And yet, I can’t recall too much more about the film and, if I’m being honest, why Mom even agreed to take me. I must have done something to merit the trip. I reason it was a surprise of some kind, because I certainly don’t recall ever seeing an ad for it on television. Maybe my mom just saw the above ad in the newspaper one morning and thought, "Hey, anything for my little guy." Right? Either that or she was desperate to pry me away from my Nintendo for one afternoon. Fair enough.
As mentioned, I do remember just how long and narrow screening room number one at the Cinema 3 was, a realization made even more obvious by the fact that me and my mother were two of only about, I’d say, eight other people there that afternoon.
I do remember enjoying the film. It had spaceships and lasers and rock people. It doesn’t take much when you’re eight. But I do remember also feeling sad that there were so few people there, almost as if the film was a real living thing that was getting its feelings hurt by not playing to a full house. And as mentioned, I remember quite clearly my mother’s disapproval with the film after it was over, mostly that it seemed like it went on forever.
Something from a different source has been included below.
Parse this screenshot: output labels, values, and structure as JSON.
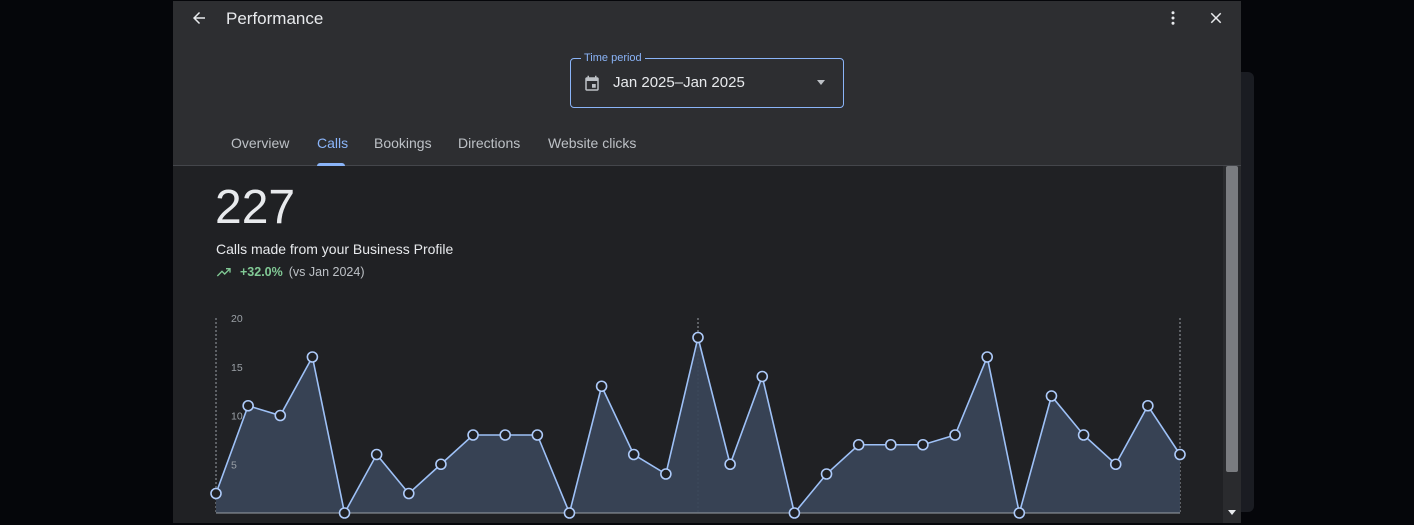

I will concede there is some merit to that argument after I rewatched the film when I bought a used VHS copy at the now closed video store in Wal-Mart around 1996. The space battles were still pretty cool though.
If only she had waited one lousy week. The sci-fi/horror film "Critters," featuring a family defending their farmhouse from an invasion by toothy, spiny creatures the size of soccer balls with some help from sorta-friendly alien bounty hunters, opened just one Friday later. with screenings as late at 9:10 p.m.! Oh well, that's what Stars and Stripes Video was for, right?
Oh, and if you’d like to know more about Max Steele’s Robo Force or Starriors, email me at the address below.